Anatomical Identification of Plant Material
An on-demand identification service for wood samples and other fragmentary plant material that requires microscopic examination. This work is supported by our extensive and expanding reference microscope slide collection and staff expertise.
We identify fragmentary plant material for a wide range of customers. Using the microscope slide collection for reference, we identify samples of wood, foreign plant matter in food, fragments of medicinal and poisonous plants, archaeological plant remains, crude drugs and forensic samples for a small fee. The income is used to help fund research such as the CITES timber project. In February 2006 we launched an annual one-week course at Kew on wood identification.
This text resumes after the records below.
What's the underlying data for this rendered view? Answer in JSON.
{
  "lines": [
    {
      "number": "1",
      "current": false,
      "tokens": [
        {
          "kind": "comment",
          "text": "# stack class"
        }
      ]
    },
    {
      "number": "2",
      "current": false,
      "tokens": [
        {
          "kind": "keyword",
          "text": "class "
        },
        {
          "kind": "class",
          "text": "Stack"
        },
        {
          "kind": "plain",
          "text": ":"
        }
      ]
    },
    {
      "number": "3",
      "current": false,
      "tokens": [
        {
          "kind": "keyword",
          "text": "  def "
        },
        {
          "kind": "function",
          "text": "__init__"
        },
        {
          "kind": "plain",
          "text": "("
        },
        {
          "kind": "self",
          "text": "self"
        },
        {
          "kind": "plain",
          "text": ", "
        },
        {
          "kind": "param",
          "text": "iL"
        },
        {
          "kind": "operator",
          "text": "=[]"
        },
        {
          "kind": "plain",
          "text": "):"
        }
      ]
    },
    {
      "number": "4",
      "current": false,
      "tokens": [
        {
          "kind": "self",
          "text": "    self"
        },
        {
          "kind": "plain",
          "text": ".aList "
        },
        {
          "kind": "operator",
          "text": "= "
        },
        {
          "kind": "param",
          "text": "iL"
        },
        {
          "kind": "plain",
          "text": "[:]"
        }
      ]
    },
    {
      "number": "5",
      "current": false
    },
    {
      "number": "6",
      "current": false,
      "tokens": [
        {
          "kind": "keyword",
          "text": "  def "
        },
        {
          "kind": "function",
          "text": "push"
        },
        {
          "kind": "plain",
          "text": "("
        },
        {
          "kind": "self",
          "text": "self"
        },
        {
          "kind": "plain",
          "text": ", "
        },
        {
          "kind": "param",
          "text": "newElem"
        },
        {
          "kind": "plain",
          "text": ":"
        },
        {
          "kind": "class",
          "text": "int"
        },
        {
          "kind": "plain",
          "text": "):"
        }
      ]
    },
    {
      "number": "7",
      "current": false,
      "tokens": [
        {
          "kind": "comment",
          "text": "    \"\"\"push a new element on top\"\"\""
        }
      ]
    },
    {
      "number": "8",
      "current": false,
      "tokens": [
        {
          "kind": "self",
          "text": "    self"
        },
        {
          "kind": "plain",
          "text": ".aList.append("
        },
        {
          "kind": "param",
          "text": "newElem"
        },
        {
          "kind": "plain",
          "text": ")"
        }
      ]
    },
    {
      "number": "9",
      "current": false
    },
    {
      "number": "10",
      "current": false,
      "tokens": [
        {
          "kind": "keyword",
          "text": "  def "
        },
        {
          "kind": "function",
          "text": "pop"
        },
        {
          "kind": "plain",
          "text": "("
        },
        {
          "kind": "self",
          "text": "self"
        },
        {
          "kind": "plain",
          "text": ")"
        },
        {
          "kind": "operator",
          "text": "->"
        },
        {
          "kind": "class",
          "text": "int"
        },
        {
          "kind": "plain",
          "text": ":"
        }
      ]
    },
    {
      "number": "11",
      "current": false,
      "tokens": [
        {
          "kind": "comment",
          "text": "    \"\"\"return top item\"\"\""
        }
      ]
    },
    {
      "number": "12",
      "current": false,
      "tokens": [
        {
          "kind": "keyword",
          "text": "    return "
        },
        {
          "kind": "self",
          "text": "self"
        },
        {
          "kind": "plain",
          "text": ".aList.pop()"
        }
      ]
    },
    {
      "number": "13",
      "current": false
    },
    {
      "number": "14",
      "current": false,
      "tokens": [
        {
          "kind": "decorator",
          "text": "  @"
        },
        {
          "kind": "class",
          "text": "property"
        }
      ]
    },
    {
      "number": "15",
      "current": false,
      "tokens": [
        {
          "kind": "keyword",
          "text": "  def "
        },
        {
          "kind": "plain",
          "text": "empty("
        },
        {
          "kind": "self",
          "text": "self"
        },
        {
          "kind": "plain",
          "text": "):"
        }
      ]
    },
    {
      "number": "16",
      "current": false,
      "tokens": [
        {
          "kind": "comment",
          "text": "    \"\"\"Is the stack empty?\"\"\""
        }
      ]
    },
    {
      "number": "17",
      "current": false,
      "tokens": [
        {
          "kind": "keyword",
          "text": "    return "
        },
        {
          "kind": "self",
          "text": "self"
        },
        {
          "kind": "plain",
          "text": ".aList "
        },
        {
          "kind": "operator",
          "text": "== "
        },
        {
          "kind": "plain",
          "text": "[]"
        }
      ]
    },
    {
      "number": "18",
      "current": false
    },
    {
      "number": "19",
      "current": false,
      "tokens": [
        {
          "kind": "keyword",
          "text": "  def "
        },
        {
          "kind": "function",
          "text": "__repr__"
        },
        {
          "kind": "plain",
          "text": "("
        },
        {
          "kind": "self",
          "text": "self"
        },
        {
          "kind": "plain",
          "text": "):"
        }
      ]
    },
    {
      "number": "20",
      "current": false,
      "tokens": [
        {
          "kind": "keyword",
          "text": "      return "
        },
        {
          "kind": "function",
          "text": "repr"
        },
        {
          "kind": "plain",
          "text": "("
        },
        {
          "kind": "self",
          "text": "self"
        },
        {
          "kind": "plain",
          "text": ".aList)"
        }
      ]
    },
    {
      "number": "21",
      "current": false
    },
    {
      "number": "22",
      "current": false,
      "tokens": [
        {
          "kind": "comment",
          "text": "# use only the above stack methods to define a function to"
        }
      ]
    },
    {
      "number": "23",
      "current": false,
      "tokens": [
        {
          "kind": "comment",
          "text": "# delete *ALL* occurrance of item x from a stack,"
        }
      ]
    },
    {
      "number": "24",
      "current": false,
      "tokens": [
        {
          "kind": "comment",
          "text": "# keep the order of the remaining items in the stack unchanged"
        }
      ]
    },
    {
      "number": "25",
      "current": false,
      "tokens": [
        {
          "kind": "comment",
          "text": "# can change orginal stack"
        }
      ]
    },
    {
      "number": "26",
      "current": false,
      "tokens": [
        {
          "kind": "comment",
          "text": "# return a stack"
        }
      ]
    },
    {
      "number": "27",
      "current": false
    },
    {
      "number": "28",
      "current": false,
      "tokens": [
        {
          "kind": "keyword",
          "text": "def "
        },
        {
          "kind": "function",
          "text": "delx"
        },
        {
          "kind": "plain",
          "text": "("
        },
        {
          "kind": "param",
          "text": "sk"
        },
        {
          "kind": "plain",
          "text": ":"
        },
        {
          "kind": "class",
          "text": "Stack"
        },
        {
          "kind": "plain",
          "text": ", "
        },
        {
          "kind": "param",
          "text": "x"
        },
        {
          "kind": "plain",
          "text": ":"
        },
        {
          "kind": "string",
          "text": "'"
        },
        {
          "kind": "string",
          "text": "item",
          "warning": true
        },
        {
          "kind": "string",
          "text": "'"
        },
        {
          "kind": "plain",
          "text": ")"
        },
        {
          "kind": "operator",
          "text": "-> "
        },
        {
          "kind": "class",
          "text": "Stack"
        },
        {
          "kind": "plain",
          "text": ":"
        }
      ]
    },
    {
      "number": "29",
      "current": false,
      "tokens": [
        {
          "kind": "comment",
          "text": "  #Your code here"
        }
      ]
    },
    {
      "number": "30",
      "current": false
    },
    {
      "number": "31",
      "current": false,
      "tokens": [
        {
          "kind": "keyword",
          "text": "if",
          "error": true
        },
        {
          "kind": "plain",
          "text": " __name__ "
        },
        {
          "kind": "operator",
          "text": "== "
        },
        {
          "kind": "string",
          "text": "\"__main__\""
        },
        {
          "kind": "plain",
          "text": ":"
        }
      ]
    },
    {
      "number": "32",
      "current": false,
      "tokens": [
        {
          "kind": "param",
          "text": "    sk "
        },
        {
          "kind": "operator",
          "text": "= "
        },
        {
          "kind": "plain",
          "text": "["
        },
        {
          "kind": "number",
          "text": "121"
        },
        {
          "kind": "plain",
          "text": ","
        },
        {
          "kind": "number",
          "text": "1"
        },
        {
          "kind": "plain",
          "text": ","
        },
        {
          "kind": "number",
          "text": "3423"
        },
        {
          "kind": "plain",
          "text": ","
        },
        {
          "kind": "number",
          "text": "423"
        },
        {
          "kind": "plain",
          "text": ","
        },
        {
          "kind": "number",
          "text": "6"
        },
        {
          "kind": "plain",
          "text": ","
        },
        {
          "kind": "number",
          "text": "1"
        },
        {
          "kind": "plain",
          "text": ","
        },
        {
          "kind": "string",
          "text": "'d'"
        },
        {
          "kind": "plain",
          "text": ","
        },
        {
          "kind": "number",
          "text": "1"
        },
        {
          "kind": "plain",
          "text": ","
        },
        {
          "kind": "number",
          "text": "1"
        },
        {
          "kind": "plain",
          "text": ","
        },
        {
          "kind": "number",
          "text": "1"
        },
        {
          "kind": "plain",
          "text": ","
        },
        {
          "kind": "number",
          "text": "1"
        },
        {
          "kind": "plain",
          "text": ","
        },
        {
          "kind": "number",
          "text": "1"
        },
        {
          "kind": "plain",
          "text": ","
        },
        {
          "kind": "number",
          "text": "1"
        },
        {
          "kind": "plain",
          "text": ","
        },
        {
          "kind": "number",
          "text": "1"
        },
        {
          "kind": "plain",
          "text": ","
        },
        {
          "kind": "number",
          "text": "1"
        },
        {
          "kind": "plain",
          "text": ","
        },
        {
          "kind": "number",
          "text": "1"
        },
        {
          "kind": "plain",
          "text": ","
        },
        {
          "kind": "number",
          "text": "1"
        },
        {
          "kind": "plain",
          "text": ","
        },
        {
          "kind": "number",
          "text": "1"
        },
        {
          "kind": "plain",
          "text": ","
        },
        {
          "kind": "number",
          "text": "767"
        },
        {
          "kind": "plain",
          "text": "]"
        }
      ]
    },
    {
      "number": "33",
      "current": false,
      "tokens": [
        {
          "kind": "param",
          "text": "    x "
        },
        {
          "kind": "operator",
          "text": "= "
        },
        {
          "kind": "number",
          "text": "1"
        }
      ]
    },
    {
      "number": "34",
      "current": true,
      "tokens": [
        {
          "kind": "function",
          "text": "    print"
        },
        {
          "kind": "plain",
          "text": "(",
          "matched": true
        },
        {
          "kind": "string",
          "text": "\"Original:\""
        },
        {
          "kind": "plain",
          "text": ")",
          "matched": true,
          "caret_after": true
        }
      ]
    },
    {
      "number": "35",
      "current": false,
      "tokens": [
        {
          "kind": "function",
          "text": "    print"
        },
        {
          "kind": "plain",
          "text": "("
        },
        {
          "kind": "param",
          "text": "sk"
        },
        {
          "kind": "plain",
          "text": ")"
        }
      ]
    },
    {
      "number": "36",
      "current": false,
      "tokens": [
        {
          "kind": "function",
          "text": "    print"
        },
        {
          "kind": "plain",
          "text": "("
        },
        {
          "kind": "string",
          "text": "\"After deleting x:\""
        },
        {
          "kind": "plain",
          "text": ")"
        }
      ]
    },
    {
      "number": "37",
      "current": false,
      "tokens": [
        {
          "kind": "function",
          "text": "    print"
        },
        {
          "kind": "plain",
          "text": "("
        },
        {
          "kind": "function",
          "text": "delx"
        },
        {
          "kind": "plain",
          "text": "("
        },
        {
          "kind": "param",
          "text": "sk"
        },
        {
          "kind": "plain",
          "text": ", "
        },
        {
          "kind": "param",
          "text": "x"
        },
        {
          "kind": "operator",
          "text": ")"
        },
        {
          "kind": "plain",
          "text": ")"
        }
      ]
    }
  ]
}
Peter Gasson is collaborating on an interactive wood identification database (Inside Wood) with colleagues at North Carolina State University. This database provides anatomical descriptions and photomicrographs of hardwoods worldwide, and has already become an essential resource for wood identification and systematic and phylogenetic studies of wood characters since its launch in 2004.
Key publications 2006-2011
- Gasson, P. (2011). How precise can wood identification be? Wood anatomy’s role in support of the legal timber trade, especially CITES. IAWA Journal 32(2): 137-154.
- Gasson, P., Baas, P. & Wheeler, E. (2011). Wood anatomy of CITES-listed tree species. IAWA Journal 32(2): 155-197.
- Gasson, P., Miller, R., Stekel, D., Whinder, F. & Zieminska, K. (2010). Wood identification of Dalbergia nigra (CITES Appendix I) using quantitative wood anatomy, Principal Components Analysis and Naïve Bayes Classification. Annals of Botany 105: 45-56.
- Froyd, C.A., Lee, J.A., Anderson, A.J., Haberle, S.G., Gasson, P.E. & Willis, K.J. (2010). Historic fuel wood use in the Galapagos Islands: identification of charred remains. Vegetation History and Archaeobotany 19(3): 207-217.
- White, L. & Gasson, P. (2008). Mahogany. London: Kew Publishing. 100 pp.
Project Partners and Collaborators
Forest Products Lab, Madison, WI
North Carolina State University, Raleigh, North Carolina
Some income from charging for enquiries, and course fees from the wood identification course.